-- MATERIAL SUPPLIED follows --

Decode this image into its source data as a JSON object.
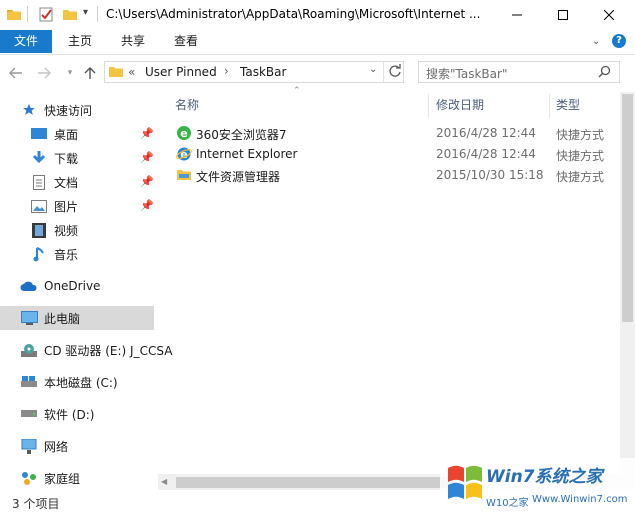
{
  "window": {
    "title": "C:\\Users\\Administrator\\AppData\\Roaming\\Microsoft\\Internet ..."
  },
  "ribbon": {
    "tabs": [
      {
        "label": "文件"
      },
      {
        "label": "主页"
      },
      {
        "label": "共享"
      },
      {
        "label": "查看"
      }
    ]
  },
  "address": {
    "prefix": "«",
    "crumbs": [
      "User Pinned",
      "TaskBar"
    ],
    "separator": "›"
  },
  "search": {
    "placeholder": "搜索\"TaskBar\""
  },
  "columns": {
    "name": "名称",
    "date": "修改日期",
    "type": "类型"
  },
  "files": [
    {
      "name": "360安全浏览器7",
      "date": "2016/4/28 12:44",
      "type": "快捷方式",
      "icon": "360-browser-icon"
    },
    {
      "name": "Internet Explorer",
      "date": "2016/4/28 12:44",
      "type": "快捷方式",
      "icon": "internet-explorer-icon"
    },
    {
      "name": "文件资源管理器",
      "date": "2015/10/30 15:18",
      "type": "快捷方式",
      "icon": "file-explorer-icon"
    }
  ],
  "nav": {
    "quick_access": "快速访问",
    "pinned": [
      {
        "label": "桌面"
      },
      {
        "label": "下载"
      },
      {
        "label": "文档"
      },
      {
        "label": "图片"
      },
      {
        "label": "视频"
      },
      {
        "label": "音乐"
      }
    ],
    "onedrive": "OneDrive",
    "this_pc": "此电脑",
    "cd_drive": "CD 驱动器 (E:) J_CCSA",
    "local_disk": "本地磁盘 (C:)",
    "software_disk": "软件 (D:)",
    "network": "网络",
    "homegroup": "家庭组"
  },
  "status": {
    "item_count": "3 个项目"
  },
  "watermark": {
    "brand": "Win7系统之家",
    "url": "Www.Winwin7.com",
    "sub": "W10之家"
  },
  "colors": {
    "file_tab": "#1979ca",
    "selected_nav": "#d9d9d9",
    "header_text": "#4c607a"
  }
}
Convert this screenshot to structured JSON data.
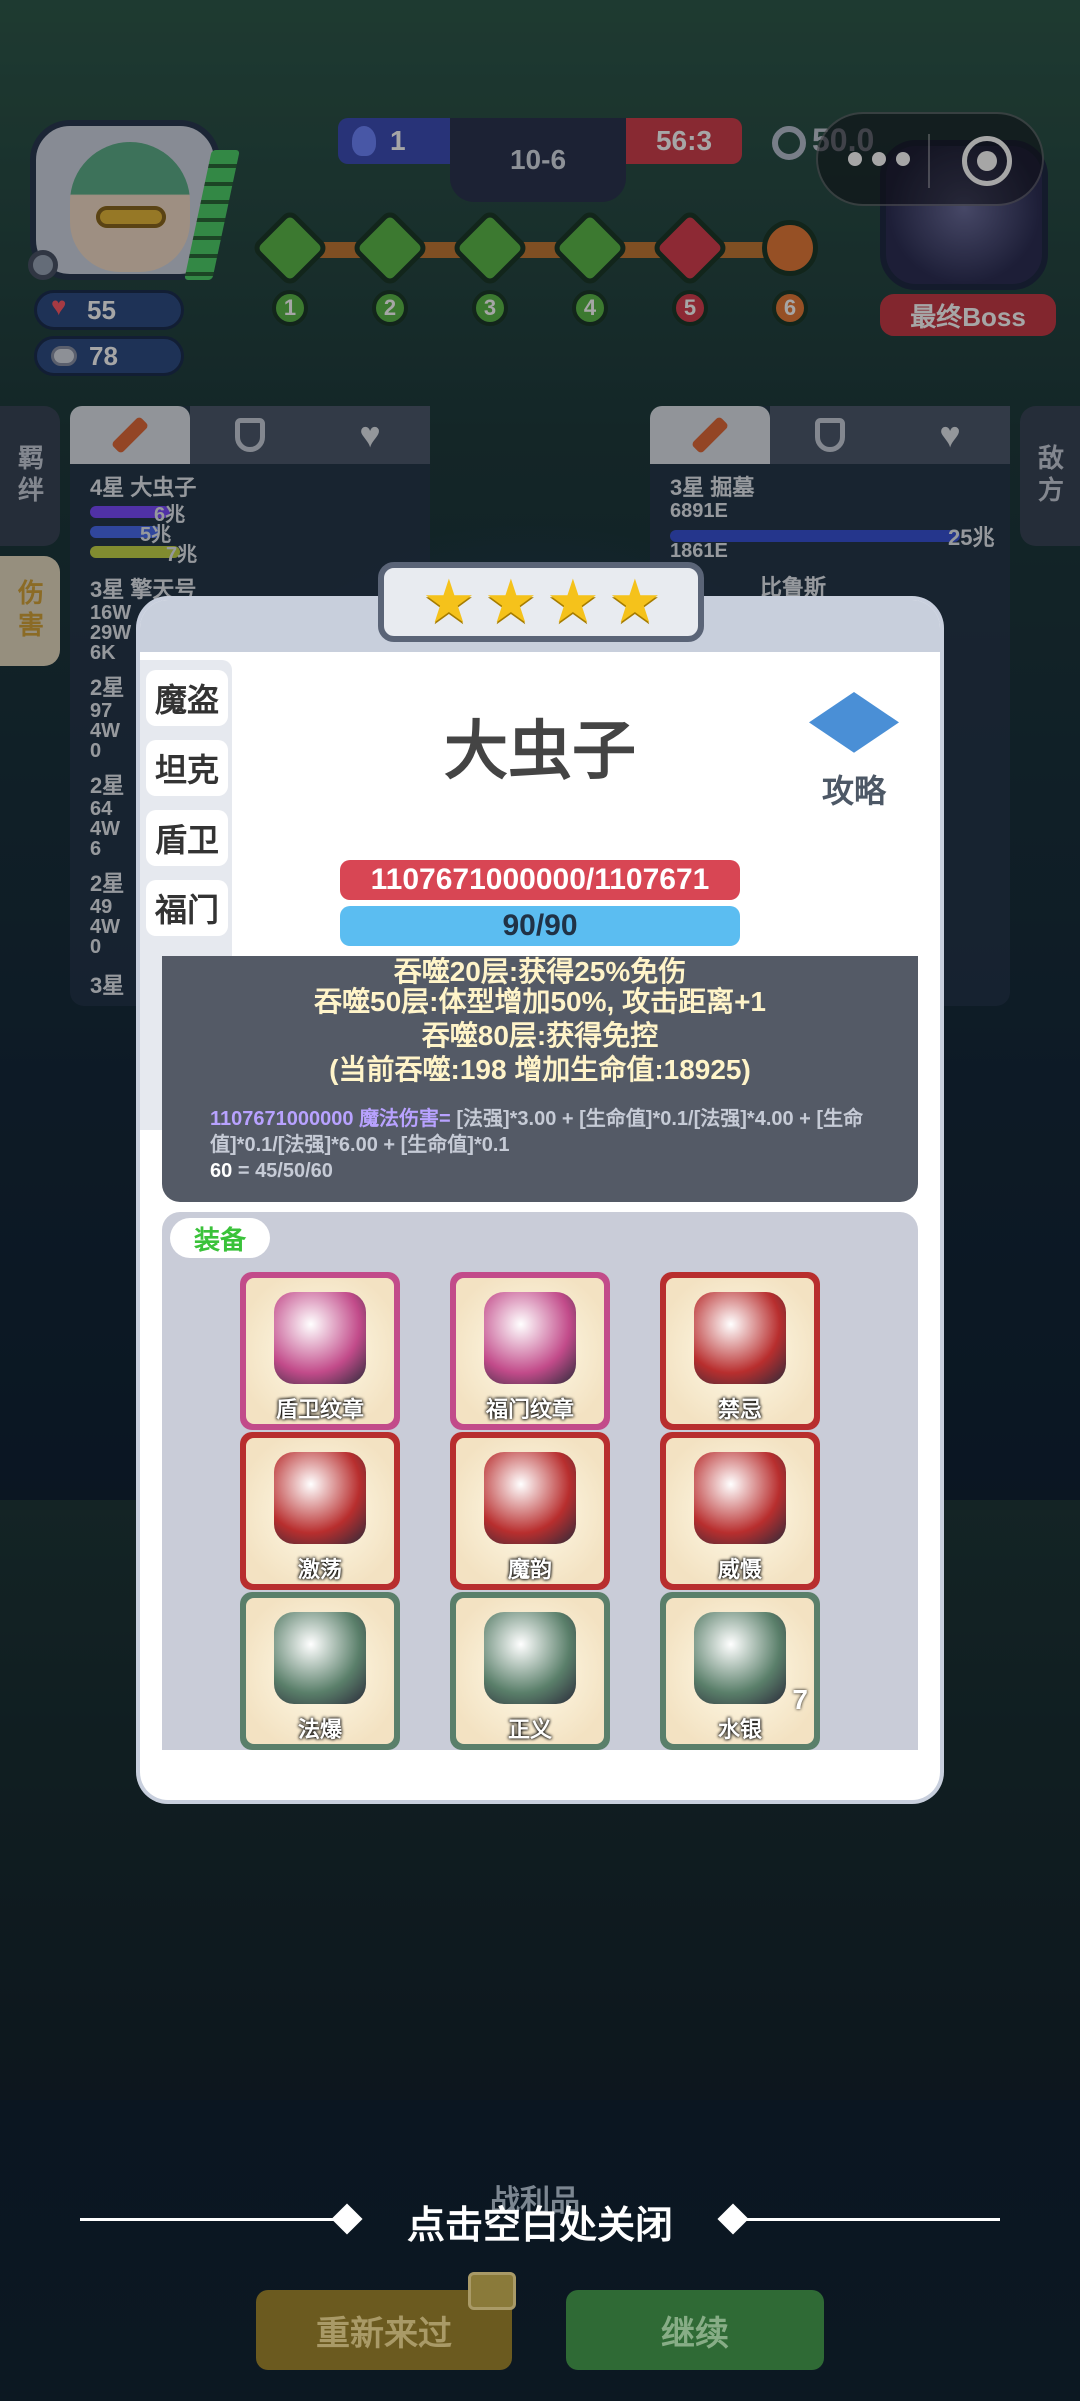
{
  "hud": {
    "hp": "55",
    "coins": "78",
    "team_score": "1",
    "round": "10-6",
    "timer": "56:3",
    "speed": "50.0",
    "boss_label": "最终Boss",
    "stages": [
      "1",
      "2",
      "3",
      "4",
      "5",
      "6"
    ]
  },
  "left_panel": {
    "side_tab": "羁绊",
    "damage_tab": "伤害",
    "rows": [
      {
        "name": "4星 大虫子",
        "v1": "6兆",
        "v2": "5兆",
        "v3": "7兆"
      },
      {
        "name": "3星 擎天号",
        "v1": "16W",
        "v2": "29W",
        "v3": "6K"
      },
      {
        "name": "2星",
        "v1": "97",
        "v2": "4W",
        "v3": "0"
      },
      {
        "name": "2星",
        "v1": "64",
        "v2": "4W",
        "v3": "6"
      },
      {
        "name": "2星",
        "v1": "49",
        "v2": "4W",
        "v3": "0"
      },
      {
        "name": "3星",
        "v1": "",
        "v2": "",
        "v3": ""
      }
    ]
  },
  "right_panel": {
    "side_tab": "敌方",
    "rows": [
      {
        "name": "3星 掘墓",
        "v1": "6891E",
        "v2": "25兆"
      },
      {
        "name": "比鲁斯",
        "v1": "1861E",
        "v2": ""
      }
    ]
  },
  "modal": {
    "categories": [
      "魔盗",
      "坦克",
      "盾卫",
      "福门"
    ],
    "name": "大虫子",
    "strategy_label": "攻略",
    "hp_text": "1107671000000/1107671",
    "mp_text": "90/90",
    "desc_lines": [
      "吞噬20层:获得25%免伤",
      "吞噬50层:体型增加50%, 攻击距离+1",
      "吞噬80层:获得免控",
      "(当前吞噬:198 增加生命值:18925)"
    ],
    "formula": {
      "value": "1107671000000",
      "label": "魔法伤害=",
      "body": "[法强]*3.00 + [生命值]*0.1/[法强]*4.00 + [生命值]*0.1/[法强]*6.00 + [生命值]*0.1",
      "mana_total": "60",
      "mana_breakdown": "45/50/60"
    },
    "equip_tag": "装备",
    "items": [
      {
        "label": "盾卫纹章",
        "icon": "shield-crest-icon",
        "color": "#c24b8a",
        "count": ""
      },
      {
        "label": "福门纹章",
        "icon": "gold-crest-icon",
        "color": "#c24b8a",
        "count": ""
      },
      {
        "label": "禁忌",
        "icon": "forbidden-orb-icon",
        "color": "#b82e2e",
        "count": ""
      },
      {
        "label": "激荡",
        "icon": "purple-heart-icon",
        "color": "#b82e2e",
        "count": ""
      },
      {
        "label": "魔韵",
        "icon": "ice-staff-icon",
        "color": "#b82e2e",
        "count": ""
      },
      {
        "label": "威慑",
        "icon": "ice-armor-icon",
        "color": "#b82e2e",
        "count": ""
      },
      {
        "label": "法爆",
        "icon": "dragon-head-icon",
        "color": "#5a7f6a",
        "count": ""
      },
      {
        "label": "正义",
        "icon": "gold-gauntlet-icon",
        "color": "#5a7f6a",
        "count": ""
      },
      {
        "label": "水银",
        "icon": "hooded-cloak-icon",
        "color": "#5a7f6a",
        "count": "7"
      }
    ]
  },
  "footer": {
    "close_hint": "点击空白处关闭",
    "loot_label": "战利品",
    "retry_label": "重新来过",
    "continue_label": "继续"
  },
  "colors": {
    "hp_bar": "#d84654",
    "mp_bar": "#5bbdf1",
    "star": "#f5c21b",
    "equip_tag": "#3ac23a"
  }
}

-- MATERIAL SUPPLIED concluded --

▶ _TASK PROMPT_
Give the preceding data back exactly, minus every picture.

▶ _ANSWER SPACE_
Decode this image into its source data as a JSON object.
{
  "window": {
    "title": "C:\\Users\\Administrator\\AppData\\Roaming\\Microsoft\\Internet ..."
  },
  "ribbon": {
    "tabs": [
      {
        "label": "文件"
      },
      {
        "label": "主页"
      },
      {
        "label": "共享"
      },
      {
        "label": "查看"
      }
    ]
  },
  "address": {
    "prefix": "«",
    "crumbs": [
      "User Pinned",
      "TaskBar"
    ],
    "separator": "›"
  },
  "search": {
    "placeholder": "搜索\"TaskBar\""
  },
  "columns": {
    "name": "名称",
    "date": "修改日期",
    "type": "类型"
  },
  "files": [
    {
      "name": "360安全浏览器7",
      "date": "2016/4/28 12:44",
      "type": "快捷方式",
      "icon": "360-browser-icon"
    },
    {
      "name": "Internet Explorer",
      "date": "2016/4/28 12:44",
      "type": "快捷方式",
      "icon": "internet-explorer-icon"
    },
    {
      "name": "文件资源管理器",
      "date": "2015/10/30 15:18",
      "type": "快捷方式",
      "icon": "file-explorer-icon"
    }
  ],
  "nav": {
    "quick_access": "快速访问",
    "pinned": [
      {
        "label": "桌面"
      },
      {
        "label": "下载"
      },
      {
        "label": "文档"
      },
      {
        "label": "图片"
      },
      {
        "label": "视频"
      },
      {
        "label": "音乐"
      }
    ],
    "onedrive": "OneDrive",
    "this_pc": "此电脑",
    "cd_drive": "CD 驱动器 (E:) J_CCSA",
    "local_disk": "本地磁盘 (C:)",
    "software_disk": "软件 (D:)",
    "network": "网络",
    "homegroup": "家庭组"
  },
  "status": {
    "item_count": "3 个项目"
  },
  "watermark": {
    "brand": "Win7系统之家",
    "url": "Www.Winwin7.com",
    "sub": "W10之家"
  },
  "colors": {
    "file_tab": "#1979ca",
    "selected_nav": "#d9d9d9",
    "header_text": "#4c607a"
  }
}
Convert this screenshot to structured JSON data.
{
  "hud": {
    "hp": "55",
    "coins": "78",
    "team_score": "1",
    "round": "10-6",
    "timer": "56:3",
    "speed": "50.0",
    "boss_label": "最终Boss",
    "stages": [
      "1",
      "2",
      "3",
      "4",
      "5",
      "6"
    ]
  },
  "left_panel": {
    "side_tab": "羁绊",
    "damage_tab": "伤害",
    "rows": [
      {
        "name": "4星 大虫子",
        "v1": "6兆",
        "v2": "5兆",
        "v3": "7兆"
      },
      {
        "name": "3星 擎天号",
        "v1": "16W",
        "v2": "29W",
        "v3": "6K"
      },
      {
        "name": "2星",
        "v1": "97",
        "v2": "4W",
        "v3": "0"
      },
      {
        "name": "2星",
        "v1": "64",
        "v2": "4W",
        "v3": "6"
      },
      {
        "name": "2星",
        "v1": "49",
        "v2": "4W",
        "v3": "0"
      },
      {
        "name": "3星",
        "v1": "",
        "v2": "",
        "v3": ""
      }
    ]
  },
  "right_panel": {
    "side_tab": "敌方",
    "rows": [
      {
        "name": "3星 掘墓",
        "v1": "6891E",
        "v2": "25兆"
      },
      {
        "name": "比鲁斯",
        "v1": "1861E",
        "v2": ""
      }
    ]
  },
  "modal": {
    "categories": [
      "魔盗",
      "坦克",
      "盾卫",
      "福门"
    ],
    "name": "大虫子",
    "strategy_label": "攻略",
    "hp_text": "1107671000000/1107671",
    "mp_text": "90/90",
    "desc_lines": [
      "吞噬20层:获得25%免伤",
      "吞噬50层:体型增加50%, 攻击距离+1",
      "吞噬80层:获得免控",
      "(当前吞噬:198 增加生命值:18925)"
    ],
    "formula": {
      "value": "1107671000000",
      "label": "魔法伤害=",
      "body": "[法强]*3.00 + [生命值]*0.1/[法强]*4.00 + [生命值]*0.1/[法强]*6.00 + [生命值]*0.1",
      "mana_total": "60",
      "mana_breakdown": "45/50/60"
    },
    "equip_tag": "装备",
    "items": [
      {
        "label": "盾卫纹章",
        "icon": "shield-crest-icon",
        "color": "#c24b8a",
        "count": ""
      },
      {
        "label": "福门纹章",
        "icon": "gold-crest-icon",
        "color": "#c24b8a",
        "count": ""
      },
      {
        "label": "禁忌",
        "icon": "forbidden-orb-icon",
        "color": "#b82e2e",
        "count": ""
      },
      {
        "label": "激荡",
        "icon": "purple-heart-icon",
        "color": "#b82e2e",
        "count": ""
      },
      {
        "label": "魔韵",
        "icon": "ice-staff-icon",
        "color": "#b82e2e",
        "count": ""
      },
      {
        "label": "威慑",
        "icon": "ice-armor-icon",
        "color": "#b82e2e",
        "count": ""
      },
      {
        "label": "法爆",
        "icon": "dragon-head-icon",
        "color": "#5a7f6a",
        "count": ""
      },
      {
        "label": "正义",
        "icon": "gold-gauntlet-icon",
        "color": "#5a7f6a",
        "count": ""
      },
      {
        "label": "水银",
        "icon": "hooded-cloak-icon",
        "color": "#5a7f6a",
        "count": "7"
      }
    ]
  },
  "footer": {
    "close_hint": "点击空白处关闭",
    "loot_label": "战利品",
    "retry_label": "重新来过",
    "continue_label": "继续"
  },
  "colors": {
    "hp_bar": "#d84654",
    "mp_bar": "#5bbdf1",
    "star": "#f5c21b",
    "equip_tag": "#3ac23a"
  }
}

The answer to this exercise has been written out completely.